● What you need to do
Your answer should consist of every line in the records that holds "Microsoft".
=======
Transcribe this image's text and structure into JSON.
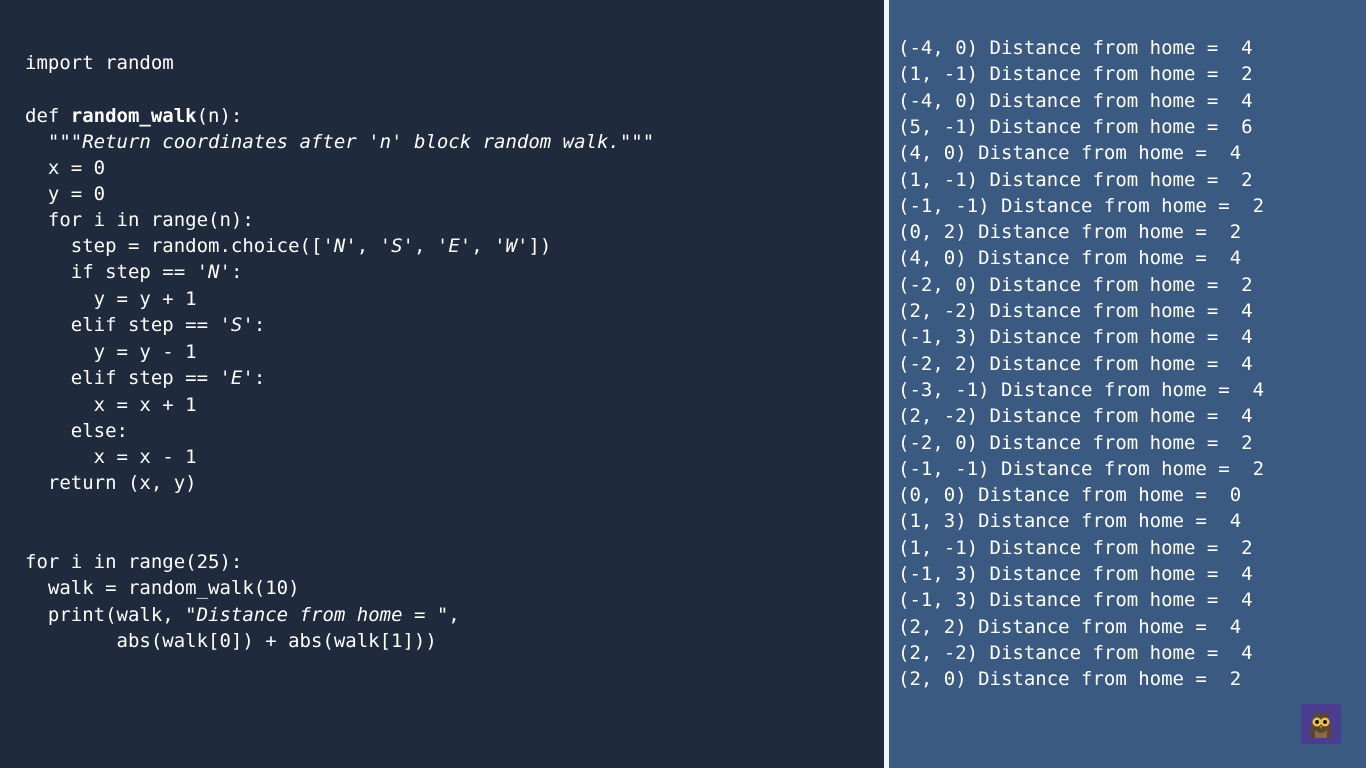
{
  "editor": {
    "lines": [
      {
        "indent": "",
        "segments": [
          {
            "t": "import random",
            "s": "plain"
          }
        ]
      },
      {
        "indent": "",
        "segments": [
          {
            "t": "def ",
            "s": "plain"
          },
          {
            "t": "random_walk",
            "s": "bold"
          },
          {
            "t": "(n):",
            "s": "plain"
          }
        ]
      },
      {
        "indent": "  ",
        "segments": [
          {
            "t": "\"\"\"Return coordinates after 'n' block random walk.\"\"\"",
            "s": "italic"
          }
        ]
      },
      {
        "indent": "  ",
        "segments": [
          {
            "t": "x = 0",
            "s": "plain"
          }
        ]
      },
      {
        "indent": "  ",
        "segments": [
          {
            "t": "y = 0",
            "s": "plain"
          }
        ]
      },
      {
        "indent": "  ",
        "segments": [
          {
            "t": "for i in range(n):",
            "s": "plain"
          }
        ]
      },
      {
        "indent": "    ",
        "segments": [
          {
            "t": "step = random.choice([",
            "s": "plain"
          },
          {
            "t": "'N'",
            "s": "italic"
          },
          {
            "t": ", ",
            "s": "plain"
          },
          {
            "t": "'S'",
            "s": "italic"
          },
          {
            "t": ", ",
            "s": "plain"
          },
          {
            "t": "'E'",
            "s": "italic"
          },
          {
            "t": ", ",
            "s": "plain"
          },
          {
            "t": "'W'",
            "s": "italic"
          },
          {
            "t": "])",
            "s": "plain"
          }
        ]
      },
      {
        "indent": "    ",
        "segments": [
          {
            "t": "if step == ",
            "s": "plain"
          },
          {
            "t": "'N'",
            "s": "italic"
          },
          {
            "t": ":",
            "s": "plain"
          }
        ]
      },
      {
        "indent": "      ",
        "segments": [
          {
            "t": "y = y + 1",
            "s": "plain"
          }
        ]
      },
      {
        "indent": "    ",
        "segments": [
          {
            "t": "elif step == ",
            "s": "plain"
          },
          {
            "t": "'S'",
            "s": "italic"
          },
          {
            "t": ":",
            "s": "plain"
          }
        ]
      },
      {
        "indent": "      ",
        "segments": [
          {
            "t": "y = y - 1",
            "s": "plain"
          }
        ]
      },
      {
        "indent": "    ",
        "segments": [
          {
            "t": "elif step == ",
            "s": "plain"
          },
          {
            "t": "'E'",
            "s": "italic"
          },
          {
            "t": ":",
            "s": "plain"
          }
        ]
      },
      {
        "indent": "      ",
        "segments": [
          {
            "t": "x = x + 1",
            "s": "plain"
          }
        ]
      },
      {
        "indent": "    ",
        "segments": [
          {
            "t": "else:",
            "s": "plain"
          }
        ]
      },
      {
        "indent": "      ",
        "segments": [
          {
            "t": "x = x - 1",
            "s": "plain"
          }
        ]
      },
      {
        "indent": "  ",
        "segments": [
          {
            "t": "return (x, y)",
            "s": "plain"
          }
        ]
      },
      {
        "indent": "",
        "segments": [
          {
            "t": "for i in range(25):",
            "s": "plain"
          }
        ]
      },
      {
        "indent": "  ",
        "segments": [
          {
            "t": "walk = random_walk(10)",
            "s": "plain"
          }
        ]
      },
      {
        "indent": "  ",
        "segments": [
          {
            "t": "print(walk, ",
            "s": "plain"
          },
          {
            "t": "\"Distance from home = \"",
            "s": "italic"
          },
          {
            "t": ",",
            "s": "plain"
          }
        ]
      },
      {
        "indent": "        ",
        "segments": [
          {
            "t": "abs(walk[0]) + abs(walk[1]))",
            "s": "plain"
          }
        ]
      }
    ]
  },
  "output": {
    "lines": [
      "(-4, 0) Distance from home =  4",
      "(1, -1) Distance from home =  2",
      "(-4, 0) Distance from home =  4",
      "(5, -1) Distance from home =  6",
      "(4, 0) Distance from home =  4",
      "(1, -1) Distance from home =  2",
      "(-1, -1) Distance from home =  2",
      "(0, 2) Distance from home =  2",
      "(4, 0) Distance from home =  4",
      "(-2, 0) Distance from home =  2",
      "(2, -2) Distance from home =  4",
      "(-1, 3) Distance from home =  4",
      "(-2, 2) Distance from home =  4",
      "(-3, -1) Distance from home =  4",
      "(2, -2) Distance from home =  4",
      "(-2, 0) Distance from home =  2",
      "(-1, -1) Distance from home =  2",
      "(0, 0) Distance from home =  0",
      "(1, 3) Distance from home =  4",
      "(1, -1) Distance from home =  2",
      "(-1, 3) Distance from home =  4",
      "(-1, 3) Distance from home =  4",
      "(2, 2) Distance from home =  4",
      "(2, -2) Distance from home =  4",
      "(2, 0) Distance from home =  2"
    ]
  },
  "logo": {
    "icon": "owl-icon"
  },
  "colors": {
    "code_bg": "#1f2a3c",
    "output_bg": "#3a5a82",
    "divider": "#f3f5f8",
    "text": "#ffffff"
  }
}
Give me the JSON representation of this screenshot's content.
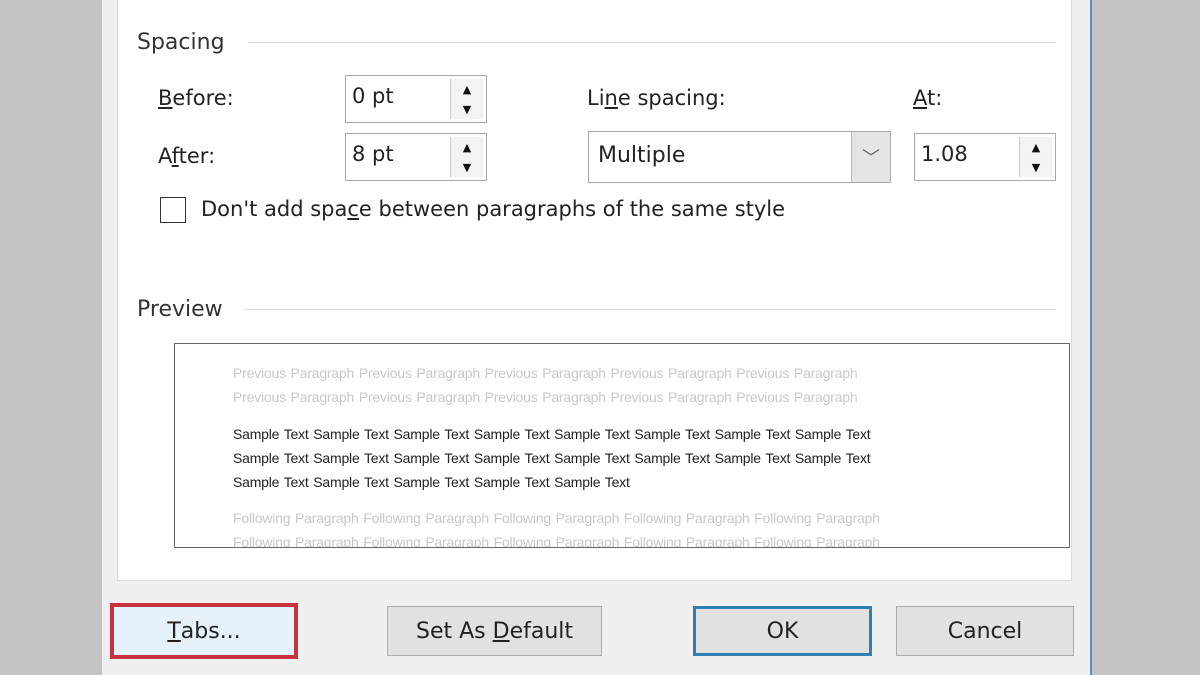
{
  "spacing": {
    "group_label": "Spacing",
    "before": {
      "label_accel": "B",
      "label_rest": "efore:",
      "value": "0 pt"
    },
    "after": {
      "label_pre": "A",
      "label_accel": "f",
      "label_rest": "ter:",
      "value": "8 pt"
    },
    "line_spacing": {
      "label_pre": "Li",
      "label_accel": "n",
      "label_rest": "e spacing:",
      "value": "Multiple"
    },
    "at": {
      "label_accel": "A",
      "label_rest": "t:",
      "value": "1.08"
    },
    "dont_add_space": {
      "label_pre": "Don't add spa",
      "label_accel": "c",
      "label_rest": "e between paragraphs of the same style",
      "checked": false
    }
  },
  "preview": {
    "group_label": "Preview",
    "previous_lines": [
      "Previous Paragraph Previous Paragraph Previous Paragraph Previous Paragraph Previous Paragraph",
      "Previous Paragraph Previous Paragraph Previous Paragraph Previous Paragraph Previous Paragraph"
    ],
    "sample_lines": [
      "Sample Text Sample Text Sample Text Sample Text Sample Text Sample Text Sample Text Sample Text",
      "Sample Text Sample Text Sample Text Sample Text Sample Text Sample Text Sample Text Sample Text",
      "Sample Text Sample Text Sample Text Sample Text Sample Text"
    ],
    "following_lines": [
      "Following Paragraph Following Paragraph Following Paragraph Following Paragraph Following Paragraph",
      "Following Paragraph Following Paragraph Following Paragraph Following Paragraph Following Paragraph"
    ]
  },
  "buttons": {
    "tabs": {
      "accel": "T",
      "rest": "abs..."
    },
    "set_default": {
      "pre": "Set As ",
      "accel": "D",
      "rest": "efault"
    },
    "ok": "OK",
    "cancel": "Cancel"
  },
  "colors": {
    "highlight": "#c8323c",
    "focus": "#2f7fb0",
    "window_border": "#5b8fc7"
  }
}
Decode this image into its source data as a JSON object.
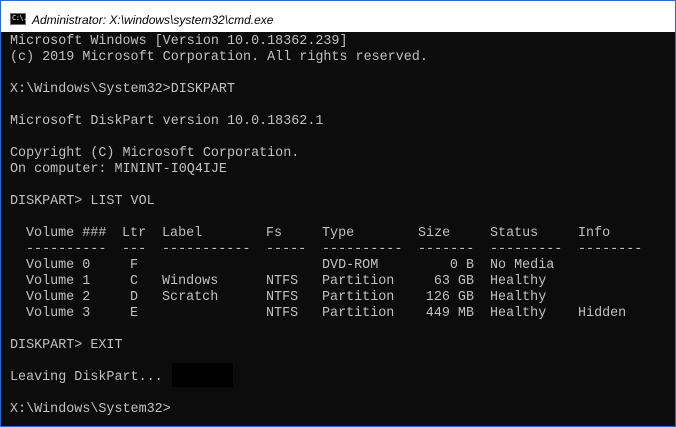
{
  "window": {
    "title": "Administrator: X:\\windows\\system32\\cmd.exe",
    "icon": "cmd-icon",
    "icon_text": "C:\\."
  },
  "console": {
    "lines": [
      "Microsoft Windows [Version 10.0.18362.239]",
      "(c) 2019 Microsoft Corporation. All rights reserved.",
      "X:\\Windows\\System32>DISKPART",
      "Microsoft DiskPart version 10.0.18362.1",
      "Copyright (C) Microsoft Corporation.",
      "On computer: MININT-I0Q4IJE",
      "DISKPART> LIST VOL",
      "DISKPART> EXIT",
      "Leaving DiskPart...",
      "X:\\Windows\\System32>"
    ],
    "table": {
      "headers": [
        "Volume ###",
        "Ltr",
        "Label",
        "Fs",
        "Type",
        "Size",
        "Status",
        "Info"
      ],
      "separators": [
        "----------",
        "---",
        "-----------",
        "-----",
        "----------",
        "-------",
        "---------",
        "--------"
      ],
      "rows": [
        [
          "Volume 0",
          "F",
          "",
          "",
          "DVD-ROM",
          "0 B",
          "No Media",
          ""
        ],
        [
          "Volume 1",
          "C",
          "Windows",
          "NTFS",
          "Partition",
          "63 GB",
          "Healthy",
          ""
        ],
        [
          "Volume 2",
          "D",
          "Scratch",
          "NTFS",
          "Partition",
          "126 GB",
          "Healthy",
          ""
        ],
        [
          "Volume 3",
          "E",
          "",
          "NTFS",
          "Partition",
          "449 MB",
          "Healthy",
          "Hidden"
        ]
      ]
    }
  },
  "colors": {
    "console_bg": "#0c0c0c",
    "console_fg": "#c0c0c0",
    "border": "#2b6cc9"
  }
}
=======
● Task response
      "Microsoft Windows [Version 10.0.18362.239]",
      "(c) 2019 Microsoft Corporation. All rights reserved.",
      "Microsoft DiskPart version 10.0.18362.1",
      "Copyright (C) Microsoft Corporation.",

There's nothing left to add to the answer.